HARARE,– The Zimbabwe Power Company says talks with China Eximbank to fund the $1,5 billion expansion works for Hwange Thermal Power Station are likely to drag into the last quarter of the year although the regulator awarded the licence for the works to begin last month.
Hwange, the country’s oldest coal-powered station is producing about 650 megawatts from an installed capacity of 920 MW but government awarded Sino Hydro Corporation the tender to add two units to increase output by 600MW in June last year after another Chinese company, China Machinery and Engineering Company, had failed to secure funding more than a year after getting the contract.
Funding for the project was among the nine major agreements signed by President Robert Mugabe when he visited China last August.
But ZPC spokesperson Fadzai Chisveto told The Source on Monday that talks with China Eximbank for a $1, 1 billion loan, which started in October last year, could take up to a year to conclude.
“We are still in negotiations with China’s Export and Import Bank for the loan, but I cannot exactly say when the negotiations would be concluded as they can take up to a year to complete,” said Chisveto.
She, however, would not be drawn on ZPC’s alternative sources of funding should the negotiations fall through.
If the talks succeed, the balance of the money would come from ZPC’s internal revenue and from unnamed financial institutions.

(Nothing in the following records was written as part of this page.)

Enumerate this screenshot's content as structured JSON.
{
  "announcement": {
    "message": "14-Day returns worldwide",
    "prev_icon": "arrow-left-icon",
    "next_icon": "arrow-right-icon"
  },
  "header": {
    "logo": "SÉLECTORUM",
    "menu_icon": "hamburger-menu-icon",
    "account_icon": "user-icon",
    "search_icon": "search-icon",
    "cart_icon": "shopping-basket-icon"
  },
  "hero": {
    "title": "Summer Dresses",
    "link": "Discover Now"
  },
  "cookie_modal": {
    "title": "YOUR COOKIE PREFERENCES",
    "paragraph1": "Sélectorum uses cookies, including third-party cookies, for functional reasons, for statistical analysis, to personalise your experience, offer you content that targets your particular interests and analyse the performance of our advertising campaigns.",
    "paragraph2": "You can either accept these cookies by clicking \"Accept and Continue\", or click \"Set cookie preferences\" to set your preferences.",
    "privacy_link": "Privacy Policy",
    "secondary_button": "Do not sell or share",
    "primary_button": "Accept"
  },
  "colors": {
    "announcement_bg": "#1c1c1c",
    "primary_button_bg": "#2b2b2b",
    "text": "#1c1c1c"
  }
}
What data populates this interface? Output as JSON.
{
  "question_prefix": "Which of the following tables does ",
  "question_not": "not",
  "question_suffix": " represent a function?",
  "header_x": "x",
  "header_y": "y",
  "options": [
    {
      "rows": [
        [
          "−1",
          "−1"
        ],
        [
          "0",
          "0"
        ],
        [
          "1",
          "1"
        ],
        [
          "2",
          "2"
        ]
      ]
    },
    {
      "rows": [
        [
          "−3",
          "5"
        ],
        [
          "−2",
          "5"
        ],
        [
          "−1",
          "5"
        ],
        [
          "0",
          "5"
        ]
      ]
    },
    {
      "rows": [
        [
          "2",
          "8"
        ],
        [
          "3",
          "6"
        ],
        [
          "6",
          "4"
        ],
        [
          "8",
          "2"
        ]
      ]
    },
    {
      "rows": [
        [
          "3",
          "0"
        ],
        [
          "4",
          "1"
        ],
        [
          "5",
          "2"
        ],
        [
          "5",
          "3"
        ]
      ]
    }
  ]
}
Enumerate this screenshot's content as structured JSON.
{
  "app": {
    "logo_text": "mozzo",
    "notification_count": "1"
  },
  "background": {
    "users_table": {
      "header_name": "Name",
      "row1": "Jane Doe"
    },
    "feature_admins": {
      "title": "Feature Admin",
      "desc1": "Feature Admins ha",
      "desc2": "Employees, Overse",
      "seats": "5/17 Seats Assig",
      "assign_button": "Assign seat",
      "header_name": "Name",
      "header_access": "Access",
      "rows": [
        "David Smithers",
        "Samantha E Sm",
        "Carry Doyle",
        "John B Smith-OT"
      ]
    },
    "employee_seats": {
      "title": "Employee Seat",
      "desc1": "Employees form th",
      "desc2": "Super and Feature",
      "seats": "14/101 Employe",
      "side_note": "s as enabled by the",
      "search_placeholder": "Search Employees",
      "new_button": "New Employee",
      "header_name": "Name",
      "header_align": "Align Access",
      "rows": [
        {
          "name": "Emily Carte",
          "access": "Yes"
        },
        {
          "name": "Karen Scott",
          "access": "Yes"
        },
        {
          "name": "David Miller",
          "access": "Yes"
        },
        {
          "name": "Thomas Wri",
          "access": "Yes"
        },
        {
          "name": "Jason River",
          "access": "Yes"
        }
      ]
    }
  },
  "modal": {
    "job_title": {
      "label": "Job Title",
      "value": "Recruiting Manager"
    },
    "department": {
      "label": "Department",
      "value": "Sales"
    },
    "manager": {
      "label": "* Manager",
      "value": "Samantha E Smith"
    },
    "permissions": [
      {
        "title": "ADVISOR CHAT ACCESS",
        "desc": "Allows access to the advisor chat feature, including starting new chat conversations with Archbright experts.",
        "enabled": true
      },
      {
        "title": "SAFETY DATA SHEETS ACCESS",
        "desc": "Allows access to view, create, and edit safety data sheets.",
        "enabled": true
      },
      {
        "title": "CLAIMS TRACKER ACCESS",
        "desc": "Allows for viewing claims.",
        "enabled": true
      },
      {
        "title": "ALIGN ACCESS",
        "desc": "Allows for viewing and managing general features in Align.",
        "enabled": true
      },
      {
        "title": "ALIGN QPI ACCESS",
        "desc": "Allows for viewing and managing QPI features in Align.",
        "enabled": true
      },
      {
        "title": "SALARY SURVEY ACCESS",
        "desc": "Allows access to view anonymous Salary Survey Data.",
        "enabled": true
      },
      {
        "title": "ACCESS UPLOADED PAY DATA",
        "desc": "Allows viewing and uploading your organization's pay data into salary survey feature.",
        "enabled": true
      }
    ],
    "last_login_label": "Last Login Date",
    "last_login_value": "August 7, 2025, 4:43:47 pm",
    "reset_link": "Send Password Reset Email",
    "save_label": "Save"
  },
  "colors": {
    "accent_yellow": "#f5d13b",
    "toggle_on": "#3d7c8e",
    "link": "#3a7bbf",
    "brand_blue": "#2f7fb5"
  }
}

The Zimbabwe Energy Regulatory Authority (ZERA) in December last year awarded the national power producing company a license “to construct, own, operate and maintain Hwange Power Station Stage III for the purpose of generation and supply of electricity”.
Chisveto noted that the license was one of the “few things” that ZPC needed to get in place before work could begin.
“Now that we have been granted the license, we are quite confident that we will begin work as soon as we get the funding,” she added.
The southern African country produces 1,100 MW of power against peak demand of 2,200 MW, resulting in regular power cuts that have hit industry hard. – The Source
HARARE,– Three funeral assurance companies failed to meet the prescribed minimum capital requirement of $1,5 million in 2015 as the industry stagnated, the Insurance and Pensions Commission (IPEC) said in ...
HARARE, – Mauritius-based Flyafrica Limited, which owns 49 percent of low cost airline Flyafrcia Zimbabwe, says its local partners acted unilaterally and illegally when they surrendered the Airline operator Certificate ...
Despite attempts at curbing illegal trade, Zimbabwe's government has said it is facing rampant smuggling of banned goods at its borders.
For years now, Zimbabwe's government has been working at cracking ...
AN international think-tank has described Zimbabwe as floundering, arguing that there were very little prospects of its economy recovering.
In its latest report, the International Crisis Group (ICG) said political uncertainty ...
Kim Kardashian West is reportedly considering divorcing her rapper husband Kanye West. Rumours are circulating suggesting that the reality star is contemplating ending her two-and-a-half-year marriage after feeling “trapped” in her relationship. According to Us […]
Johnny Depp and Will Smith topped a list on Wednesday of Hollywood’s most overpaid actors, an illustration that star power does not always bring in dollars at the movie box-office. Fan favorite George Clooney also […]